A couple of days ago Brandon Wright emailed me a link to a post he wrote on how competition shooting can benefit tactical guys. You can check the post out here. Brandon’s a USPSA GM and IDPA DM, and he makes some really excellent points about tactics and competition.
Then just this morning, a post by Craig “Sawman” Sawyer, former Navy SEAL and current tv personality popped up in my newsfeed about the difference between competition shooting and “real world” shooting. You can read the entire story here. Sawman’s article focuses primarily on the differences between competition and real life, and sort of comes apart at the end into a “gamer guns suck lolololol” – and focuses entirely on 1911s. Which is interesting, because the most popular gun in IDPA or USPSA competition by a long shot is polymer and striker fired, not some fancy $5,000 racegun.
So when you compare the two articles, you’ve got Brandon Wright saying “competition will make you better at shooting” and Sawman saying “competition isn’t a gunfight and 1911s suck.” Which is fair, because some 1911s do suck, and competition isn’t a gunfight.

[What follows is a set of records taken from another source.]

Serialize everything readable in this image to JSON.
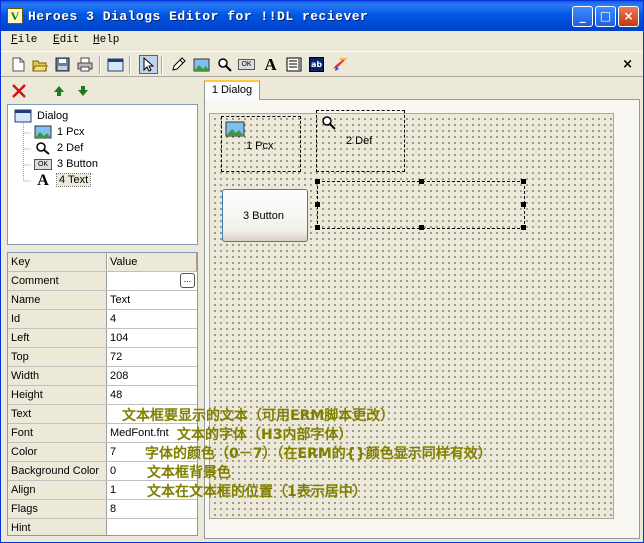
{
  "window": {
    "title": "Heroes 3 Dialogs Editor for !!DL reciever",
    "icon_letter": "V",
    "controls": {
      "minimize": "_",
      "maximize": "□",
      "close": "×"
    }
  },
  "menu": {
    "file": {
      "mnemonic": "F",
      "rest": "ile"
    },
    "edit": {
      "mnemonic": "E",
      "rest": "dit"
    },
    "help": {
      "mnemonic": "H",
      "rest": "elp"
    }
  },
  "toolbar": {
    "icons": [
      "new-file-icon",
      "open-folder-icon",
      "save-disk-icon",
      "print-icon",
      "dialog-window-icon",
      "pointer-arrow-icon",
      "pencil-icon",
      "picture-pcx-icon",
      "magnifier-def-icon",
      "ok-button-icon",
      "text-a-icon",
      "list-icon",
      "edit-field-icon",
      "paint-brush-icon"
    ],
    "text_tool_glyph": "A",
    "ok_glyph": "OK",
    "edit_glyph": "ab",
    "close_glyph": "×"
  },
  "tree": {
    "root": "Dialog",
    "items": [
      {
        "label": "1  Pcx",
        "icon": "picture-icon"
      },
      {
        "label": "2  Def",
        "icon": "magnifier-icon"
      },
      {
        "label": "3  Button",
        "icon": "ok-button-icon",
        "glyph": "OK"
      },
      {
        "label": "4  Text",
        "icon": "text-icon",
        "glyph": "A"
      }
    ]
  },
  "grid": {
    "header": {
      "key": "Key",
      "value": "Value"
    },
    "rows": [
      {
        "key": "Comment",
        "value": ""
      },
      {
        "key": "Name",
        "value": "Text"
      },
      {
        "key": "Id",
        "value": "4"
      },
      {
        "key": "Left",
        "value": "104"
      },
      {
        "key": "Top",
        "value": "72"
      },
      {
        "key": "Width",
        "value": "208"
      },
      {
        "key": "Height",
        "value": "48"
      },
      {
        "key": "Text",
        "value": ""
      },
      {
        "key": "Font",
        "value": "MedFont.fnt"
      },
      {
        "key": "Color",
        "value": "7"
      },
      {
        "key": "Background Color",
        "value": "0"
      },
      {
        "key": "Align",
        "value": "1"
      },
      {
        "key": "Flags",
        "value": "8"
      },
      {
        "key": "Hint",
        "value": ""
      }
    ],
    "ellipsis": "..."
  },
  "tab": {
    "label": "1  Dialog"
  },
  "canvas": {
    "widgets": {
      "pcx": "1  Pcx",
      "def": "2  Def",
      "button": "3  Button"
    }
  },
  "annotations": {
    "text": "文本框要显示的文本（可用ERM脚本更改）",
    "font": "文本的字体（H3内部字体）",
    "color": "字体的颜色（0－7）（在ERM的{}颜色显示同样有效）",
    "background": "文本框背景色",
    "align": "文本在文本框的位置（1表示居中）"
  }
}
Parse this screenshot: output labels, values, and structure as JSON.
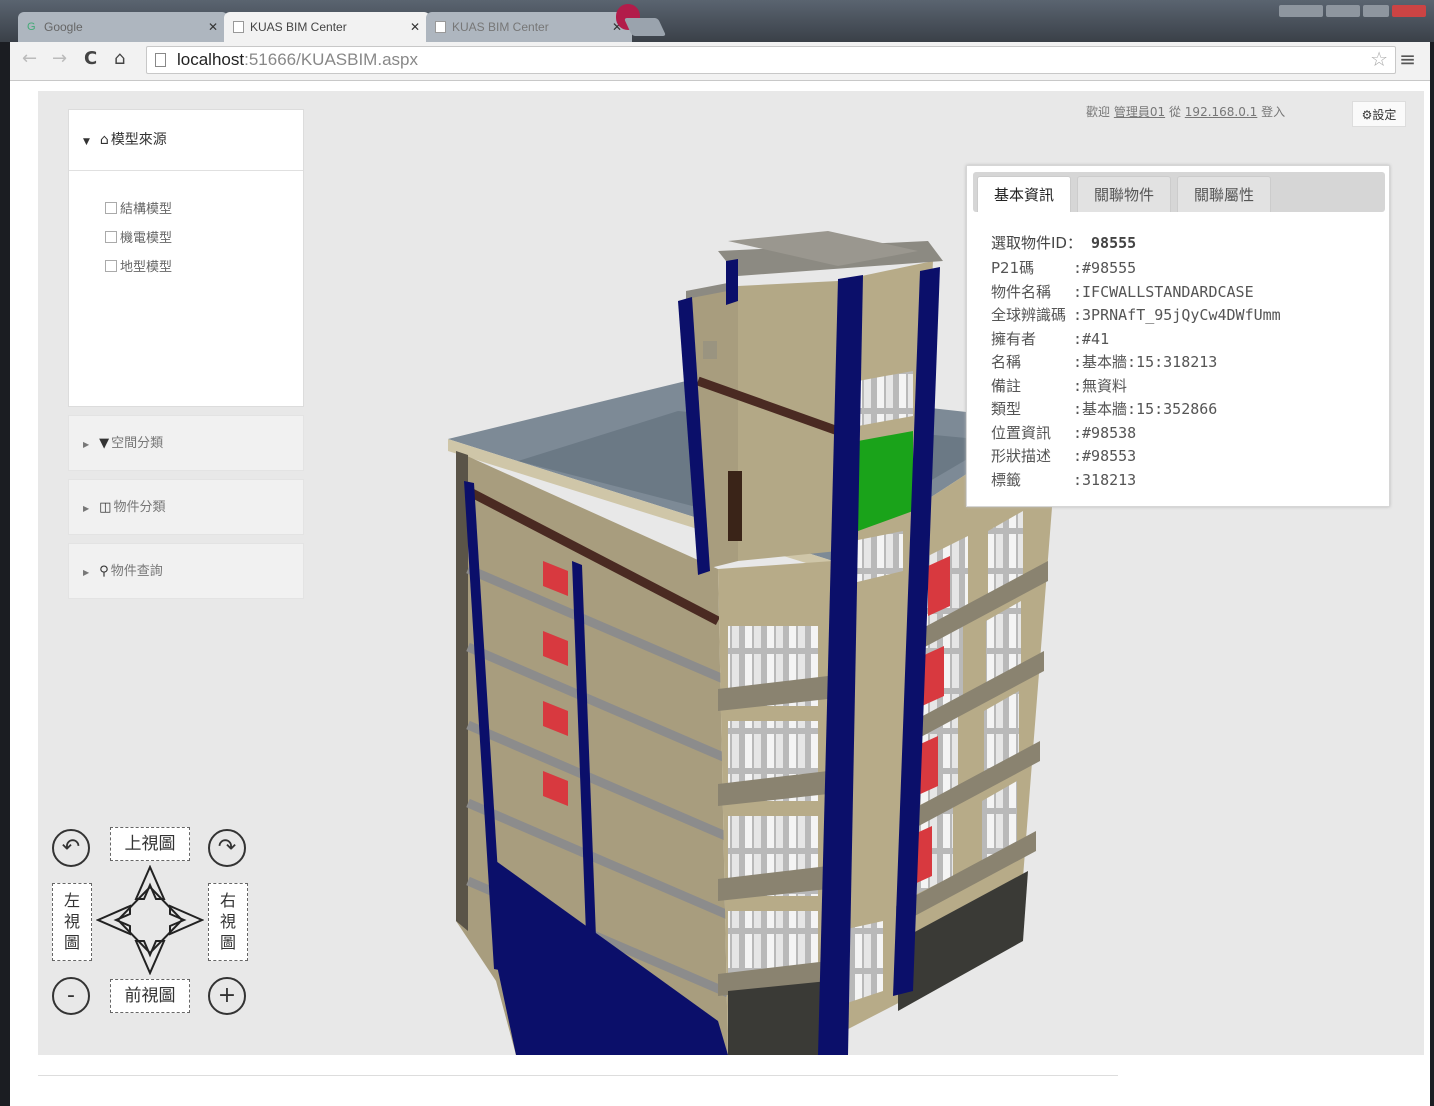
{
  "browser": {
    "tabs": [
      {
        "label": "Google",
        "active": false
      },
      {
        "label": "KUAS BIM Center",
        "active": true
      },
      {
        "label": "KUAS BIM Center",
        "active": false
      }
    ],
    "url_host": "localhost",
    "url_rest": ":51666/KUASBIM.aspx"
  },
  "userbar": {
    "prefix": "歡迎",
    "user": "管理員01",
    "from": "從",
    "ip": "192.168.0.1",
    "suffix": "登入",
    "settings_label": "設定"
  },
  "sidebar": {
    "source_title": "模型來源",
    "models": [
      "結構模型",
      "機電模型",
      "地型模型"
    ],
    "sections": [
      {
        "icon": "filter-icon",
        "label": "空間分類"
      },
      {
        "icon": "cube-icon",
        "label": "物件分類"
      },
      {
        "icon": "search-icon",
        "label": "物件查詢"
      }
    ]
  },
  "info_panel": {
    "tabs": [
      "基本資訊",
      "關聯物件",
      "關聯屬性"
    ],
    "selected_label": "選取物件ID：",
    "selected_id": "98555",
    "fields": [
      {
        "key": "P21碼",
        "value": ":#98555"
      },
      {
        "key": "物件名稱",
        "value": ":IFCWALLSTANDARDCASE"
      },
      {
        "key": "全球辨識碼",
        "value": ":3PRNAfT_95jQyCw4DWfUmm"
      },
      {
        "key": "擁有者",
        "value": ":#41"
      },
      {
        "key": "名稱",
        "value": ":基本牆:15:318213"
      },
      {
        "key": "備註",
        "value": ":無資料"
      },
      {
        "key": "類型",
        "value": ":基本牆:15:352866"
      },
      {
        "key": "位置資訊",
        "value": ":#98538"
      },
      {
        "key": "形狀描述",
        "value": ":#98553"
      },
      {
        "key": "標籤",
        "value": ":318213"
      }
    ]
  },
  "view_controls": {
    "top_view": "上視圖",
    "front_view": "前視圖",
    "left_view": "左視圖",
    "right_view": "右視圖",
    "zoom_out": "-",
    "zoom_in": "+"
  },
  "colors": {
    "wall": "#a89d7e",
    "column": "#0b0f6a",
    "roof": "#7d8a96",
    "highlight": "#1aa31a",
    "window_red": "#d8393f",
    "beam": "#4a2a22"
  }
}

But here’s the thing, and it’s something I think Brandon touches on a little bit and I wish he’d fleshed out more: no one is saying that competition shooting will make you better at tactics. We’re just not. We do frequently (and correctly) say that competition shooting will make you better at shooting and gunhandling, but it’s not going to teach you to do a solo room clear or how to negotiate a t-shaped hallway by yourself.
We’ve reached a point now where tactical training guys have erected this strawman argument that competition will get you killed so many times that other tactical trainers buy into it without bothering to check to see if any competition guys are saying “hey, shooting competitions will make you better at tactical ninja skills.” Which, as I’ve mentioned, we’re not. Personally, if an instructor says “don’t shoot competition” to their students, I’m far less likely to take them seriously on other topics. However, if an instructor says “hey, competition is awesome because it makes you better at shooting, but just be aware it’s not about tactics” – that seems like a reasonable approach for a tactical guy to take.
Which leaves us with the question of why certain tactical instructors who don’t shoot competitions also don’t recommend competition to their students; but that’s another post.